What does a partnership mean? There is much common ground in what a partnership should encompass - common interests and goals, shared resources, risk and reward, a relationship built on trust and flexibility, and the creation, rather than just the exchange, of value.
Partnerships are generally formed to secure access to resources, share financial risk and costs, increase opportunities to learn and adopt new skills, gain input from more or different members of the community, and enhance the ability to respond rapidly to the changing needs of the community. (Missouri Department of Health and Senior Services, 2012).
Before forming a partnership, it is important for potential partners to have missions and values that are compatible, even aligned. Potential partners should also explore the following areas together to ensure they are not only in sync, but also ready, willing, and able to effectively manage the partnership.
- What are the needs of the community?
- What aspects of joint programming, special events, or activities will be a part of the partnership?
- Will cooperative research be done to formulate an overall framework for the partnership? Who will be responsible for collecting and analyzing the data gained from research? Will the research be conducted and reviewed annually?
- What facilities are needed for the partnership?
- What equipment or supplies are needed?
- If facilities or equipment are involved, who will be responsible for maintenance?
- What human resources are needed to engage and conduct the partnership business? Who will be responsible for evaluations? When will evaluations be conducted?
- What financial resources, such as grants, sponsorships and donations, are available to the partnership?
- Is there any development, ownership, or leasing of property involved with the partnership? Are there any regulations or laws that must be followed related to the management for the property?
- Will the partnership involve any type of business franchising development or operations? Business franchising could include concessions, rental of equipment, or even owning a sports franchise.
- Are there any special permissions or permits necessary to follow in defining or developing the partnership?
- What are the opportunities to market and communicate the positive aspects of the partnership? Does it serve all members of the community? Does it improve the quality of life? Does it provide a healthy and safe environment for all parties involved?
- What are the opportunities for the general public, area councils and other groups to continually have input and stay engaged in the partnership itself? Are there public meetings held on a regular basis to gather suggestions and improvements? Is the progress of the partnership reported to the public?
In the process of forming a partnership, potential partners should consider the following guidelines:
- Begin by building relationships and establishing trust and credibility.

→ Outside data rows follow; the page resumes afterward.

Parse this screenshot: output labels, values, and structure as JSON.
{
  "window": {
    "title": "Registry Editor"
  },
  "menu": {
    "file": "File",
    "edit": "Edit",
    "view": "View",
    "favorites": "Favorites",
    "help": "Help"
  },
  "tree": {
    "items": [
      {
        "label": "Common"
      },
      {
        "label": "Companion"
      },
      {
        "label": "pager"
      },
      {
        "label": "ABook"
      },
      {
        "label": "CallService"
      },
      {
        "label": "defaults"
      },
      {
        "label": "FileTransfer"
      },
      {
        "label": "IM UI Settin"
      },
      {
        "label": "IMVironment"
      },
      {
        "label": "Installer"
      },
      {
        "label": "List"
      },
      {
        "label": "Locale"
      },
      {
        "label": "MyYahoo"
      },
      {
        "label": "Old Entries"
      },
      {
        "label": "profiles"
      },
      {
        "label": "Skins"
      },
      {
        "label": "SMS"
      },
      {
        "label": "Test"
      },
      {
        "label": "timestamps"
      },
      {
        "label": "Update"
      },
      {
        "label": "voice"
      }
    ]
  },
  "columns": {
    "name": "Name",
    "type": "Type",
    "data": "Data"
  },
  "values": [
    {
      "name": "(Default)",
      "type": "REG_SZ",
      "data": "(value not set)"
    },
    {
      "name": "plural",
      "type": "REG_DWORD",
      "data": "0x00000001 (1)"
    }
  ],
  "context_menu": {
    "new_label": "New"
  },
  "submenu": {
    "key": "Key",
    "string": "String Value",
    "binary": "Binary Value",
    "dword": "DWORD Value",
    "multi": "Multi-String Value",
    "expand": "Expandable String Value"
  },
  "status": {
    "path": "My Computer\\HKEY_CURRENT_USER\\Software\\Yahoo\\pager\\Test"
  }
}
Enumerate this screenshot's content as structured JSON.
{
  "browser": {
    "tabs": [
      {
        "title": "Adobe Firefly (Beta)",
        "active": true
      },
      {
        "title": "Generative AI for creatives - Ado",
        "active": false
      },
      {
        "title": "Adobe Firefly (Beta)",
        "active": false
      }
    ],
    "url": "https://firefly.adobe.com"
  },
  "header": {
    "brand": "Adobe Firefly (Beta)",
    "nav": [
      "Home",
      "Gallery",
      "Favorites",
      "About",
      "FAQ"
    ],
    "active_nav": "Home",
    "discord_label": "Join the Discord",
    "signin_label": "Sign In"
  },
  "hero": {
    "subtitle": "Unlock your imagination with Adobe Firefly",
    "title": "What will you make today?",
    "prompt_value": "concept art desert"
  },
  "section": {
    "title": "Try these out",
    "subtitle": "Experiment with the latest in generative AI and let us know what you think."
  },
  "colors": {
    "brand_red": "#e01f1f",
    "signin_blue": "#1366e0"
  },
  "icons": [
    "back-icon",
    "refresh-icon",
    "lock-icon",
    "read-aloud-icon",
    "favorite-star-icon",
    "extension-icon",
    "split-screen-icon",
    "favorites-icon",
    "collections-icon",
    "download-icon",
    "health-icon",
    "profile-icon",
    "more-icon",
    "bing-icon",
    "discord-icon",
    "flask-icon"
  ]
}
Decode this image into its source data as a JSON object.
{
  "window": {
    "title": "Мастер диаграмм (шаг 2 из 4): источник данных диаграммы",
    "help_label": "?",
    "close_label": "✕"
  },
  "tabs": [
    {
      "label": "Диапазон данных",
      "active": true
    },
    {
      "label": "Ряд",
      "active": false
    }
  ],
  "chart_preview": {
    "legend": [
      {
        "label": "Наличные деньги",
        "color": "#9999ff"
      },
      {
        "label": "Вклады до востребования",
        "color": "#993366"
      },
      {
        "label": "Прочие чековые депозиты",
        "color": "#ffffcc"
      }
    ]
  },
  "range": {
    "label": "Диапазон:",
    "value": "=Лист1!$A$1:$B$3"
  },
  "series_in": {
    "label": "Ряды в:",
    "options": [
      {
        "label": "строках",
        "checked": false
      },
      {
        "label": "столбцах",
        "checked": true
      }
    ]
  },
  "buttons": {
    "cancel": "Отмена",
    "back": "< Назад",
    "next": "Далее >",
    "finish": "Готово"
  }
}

- Acknowledge and honor each partner's agendas and goals.
- Reinforce shared leadership to promote equal responsibility.
- Acknowledge the difference between community input and active involvement. Both are important, but serve very different roles in the success of the partnership.
- Be aware of partnership maturation and that partnerships face different challenges at different stages of development. Meet regularly to discuss and air any issues or concerns as well as successes.
- Plan for member organizations to experience internal transitions that may influence their involvement in the partnership by including more than one member of an organizations in the partnership.
- Encourage upstream thinking and action on broader issues that affect the community to create additional opportunities for measurable success.
- Consider multidisciplinary approaches to provide enriching partnership development.
- Document what has been learned in a manner consistent with the overall approach taken in the partnership, to help future partners execute a model for success.
- Demonstrate accountability to the community.
- Document the deliverables expected from the partnership, along with dates for each deliverable, to create a model of accountability and measurability for the partnership.